When recent Kent State graduate Jessica Blair began her final paper for her qualitative methods class in December, she chose a topic she felt she could identify with. As the mother of a biracial child, Blair chose to uncover the problems interracial couples face in today’s society.

Blair, who graduated with a bachelor’s degree in conflict management last semester, attempted to form a focus group to further understand the experiences of interracial couples.

Blair said her plans to form the focus group fell through, but she was able to conduct interviews with seven interracial daters via email.

Blair’s 40-page analysis covered both her personal experiences with interracial dating and the experiences of her participants with a series of questions. The majority of her paper covered the reluctance of interracial daters to talk about their experiences. The respondents included four white females, two African American males and one Asian male.

“People have these attitudes that they want to be secret with how they feel about other ethnicities, and so there’s this idea that racism is dead,” Blair said. “I think anyone who dates interracially can probably tell you that this is not so.”

Blair said she often used Facebook to gather information for her research and received several responses to her posts that she considered incredibly racist.

One Facebook respondent, whom Blair referred to as ‘David,’ said in a comment he believed interracial families are unnatural.

“The shock on interracial children is terrible. Most of them have to break off one side of the family as the cultural differences are so big no one gets along,” ‘David’ said.

Blair said the biggest challenge of the paper was finding respondents.

“The most interesting part of attempting to find interracial daters to interview has been either the lack of response by interracial daters or the blatant racist responses,” Blair said in her paper. “When I first chose the topic, I did not think it would be so difficult to get people to talk.”

Blair said that during her time at Kent State, she felt that various cultures were not always accepted on campus.

“There’s definitely a problem with diversity at the school,” Blair said.

Sophomore theater major Jason Watkins has dated interracially in the past and is the son of an interracial couple. Watkins said he had very little issues regarding discrimination in his dating experience.

“I’ve seen issues that my parents have had within their relationships from people’s reactions, but I never really faced any problems with my own relationship,” Watkins said. “People have changed.”

Watkins said he does not believe that there is a problem on campus regarding race.

“I haven’t seen or experienced any problems,” Watkins said. “People are pretty accepting of different cultures and lifestyles here.”

Kent State sociology instructor Alex Briesacher said that although social movements of the past were somewhat successful in improving the lives of interracial daters, some discrimination remains in society.

“People don’t show hatred as much in public, which has definitely been a step in the right direction,” Briesacher said. “Those movements were successful in that way, but they don’t always change people’s minds.”

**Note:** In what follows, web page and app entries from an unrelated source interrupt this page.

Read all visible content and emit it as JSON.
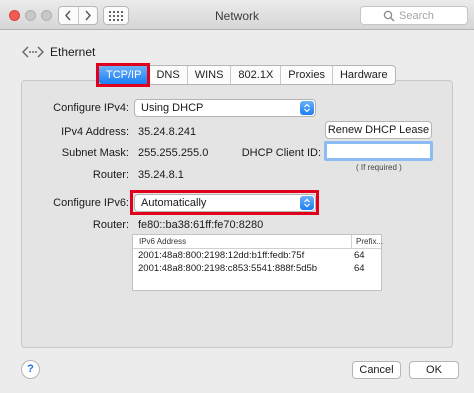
{
  "window": {
    "title": "Network"
  },
  "search": {
    "placeholder": "Search"
  },
  "breadcrumb": {
    "label": "Ethernet"
  },
  "tabs": [
    {
      "label": "TCP/IP",
      "active": true
    },
    {
      "label": "DNS"
    },
    {
      "label": "WINS"
    },
    {
      "label": "802.1X"
    },
    {
      "label": "Proxies"
    },
    {
      "label": "Hardware"
    }
  ],
  "ipv4": {
    "configure_label": "Configure IPv4:",
    "configure_value": "Using DHCP",
    "address_label": "IPv4 Address:",
    "address_value": "35.24.8.241",
    "subnet_label": "Subnet Mask:",
    "subnet_value": "255.255.255.0",
    "router_label": "Router:",
    "router_value": "35.24.8.1",
    "renew_button": "Renew DHCP Lease",
    "client_id_label": "DHCP Client ID:",
    "client_id_value": "",
    "client_id_hint": "( If required )"
  },
  "ipv6": {
    "configure_label": "Configure IPv6:",
    "configure_value": "Automatically",
    "router_label": "Router:",
    "router_value": "fe80::ba38:61ff:fe70:8280",
    "table": {
      "headers": {
        "address": "IPv6 Address",
        "prefix": "Prefix..."
      },
      "rows": [
        {
          "address": "2001:48a8:800:2198:12dd:b1ff:fedb:75f",
          "prefix": "64"
        },
        {
          "address": "2001:48a8:800:2198:c853:5541:888f:5d5b",
          "prefix": "64"
        }
      ]
    }
  },
  "footer": {
    "help": "?",
    "cancel": "Cancel",
    "ok": "OK"
  },
  "colors": {
    "highlight_red": "#e0001b",
    "accent_blue": "#1b7ef3"
  }
}
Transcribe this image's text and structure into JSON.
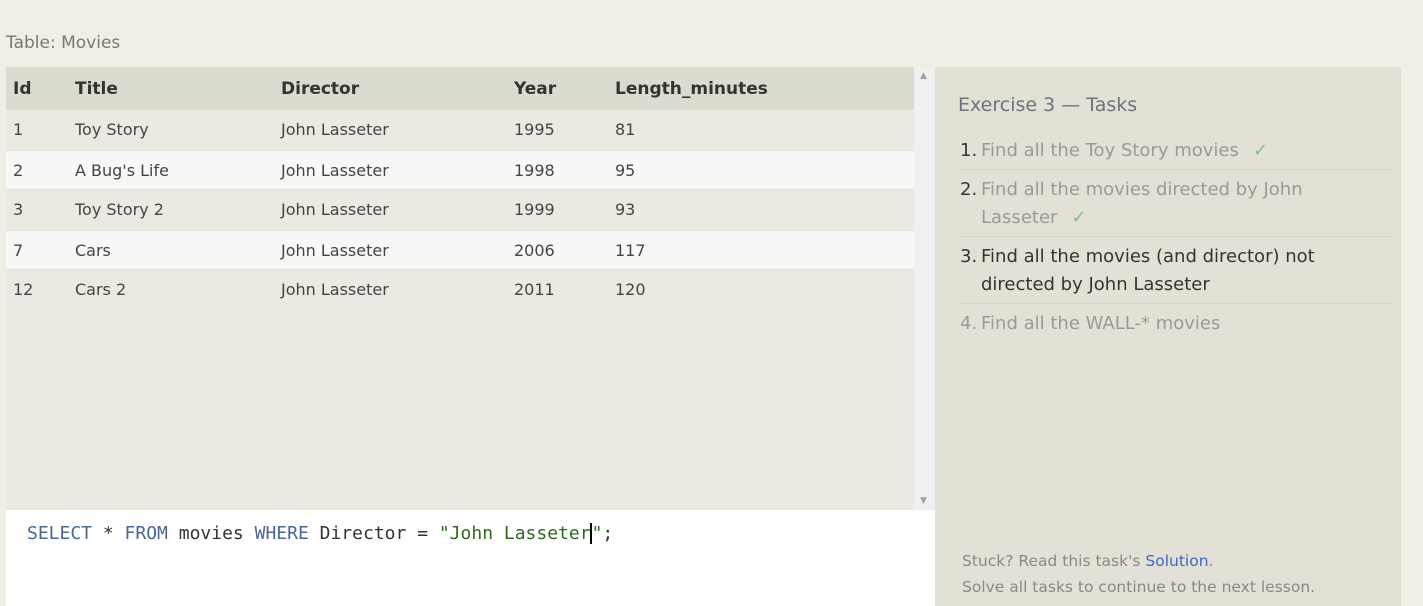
{
  "table_label": "Table: Movies",
  "table": {
    "columns": [
      "Id",
      "Title",
      "Director",
      "Year",
      "Length_minutes"
    ],
    "rows": [
      [
        "1",
        "Toy Story",
        "John Lasseter",
        "1995",
        "81"
      ],
      [
        "2",
        "A Bug's Life",
        "John Lasseter",
        "1998",
        "95"
      ],
      [
        "3",
        "Toy Story 2",
        "John Lasseter",
        "1999",
        "93"
      ],
      [
        "7",
        "Cars",
        "John Lasseter",
        "2006",
        "117"
      ],
      [
        "12",
        "Cars 2",
        "John Lasseter",
        "2011",
        "120"
      ]
    ]
  },
  "editor": {
    "kw1": "SELECT",
    "star": " * ",
    "kw2": "FROM",
    "t1": " movies ",
    "kw3": "WHERE",
    "t2": " Director = ",
    "str": "\"John Lasseter",
    "str_end": "\"",
    ";": ";"
  },
  "panel": {
    "title": "Exercise 3 — Tasks",
    "tasks": [
      {
        "num": "1.",
        "text": "Find all the Toy Story movies",
        "check": "✓",
        "status": "done"
      },
      {
        "num": "2.",
        "text": "Find all the movies directed by John Lasseter",
        "check": "✓",
        "status": "done"
      },
      {
        "num": "3.",
        "text": "Find all the movies (and director) not directed by John Lasseter",
        "status": "current"
      },
      {
        "num": "4.",
        "text": "Find all the WALL-* movies",
        "status": "todo"
      }
    ],
    "stuck_prefix": "Stuck? Read this task's ",
    "solution_link": "Solution",
    "stuck_suffix": ".",
    "continue_text": "Solve all tasks to continue to the next lesson."
  },
  "colors": {
    "accent_link": "#3f66c8",
    "check": "#7fbf8a",
    "keyword": "#4a6596",
    "string": "#2a6b1c"
  }
}
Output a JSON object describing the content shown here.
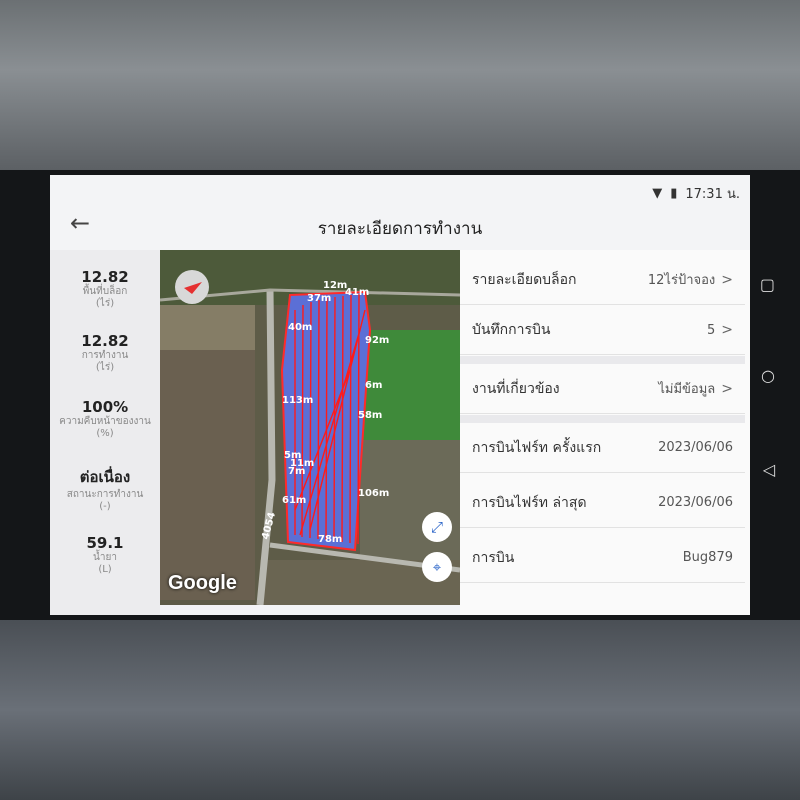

Briesacher said although racism is less clear in today’s society, it is still somewhat prevalent.

“People have this image of racism as if it’s still in the Jim Crow era,” Briesacher said. “The racism may not be as extreme, but the ideas from the past are still here.”

Alexandra Rodgers, sophomore nursing major, recently had her first interracial dating experience. She said it opened her eyes to ignorant thoughts she had held about relationships in the past.

“I wasn’t expecting it to happen,” Rodgers said. “My whole life I never thought of dating someone outside of my own race. When it happened, all the ignorant things that I had thought in the past just went away.”

Anthony Westbrook, sophomore photo illustration major, said he had been in a few interracial relationships and thinks race is becoming much less of an issue within society.

“Usually I get more curiosity from people because a lot of people aren’t familiar with dating outside their race, or it hasn’t presented itself to them,” Westbrook said. “For the most part, I don’t think our generation cares about race.”

Westbrook said whenever he’s experienced discrimination it’s been from older generations, and he has had issues with his father on the matter.

“Once the golden generation is gone, and we’re all in our 30s and 40s, I think there won’t even be a tag on interracial dating,” Westbrook said. “It will just be dating.”

Drew Parker is the diversity reporter for the Daily Kent Stater.

Contact Drew Parker at [email protected].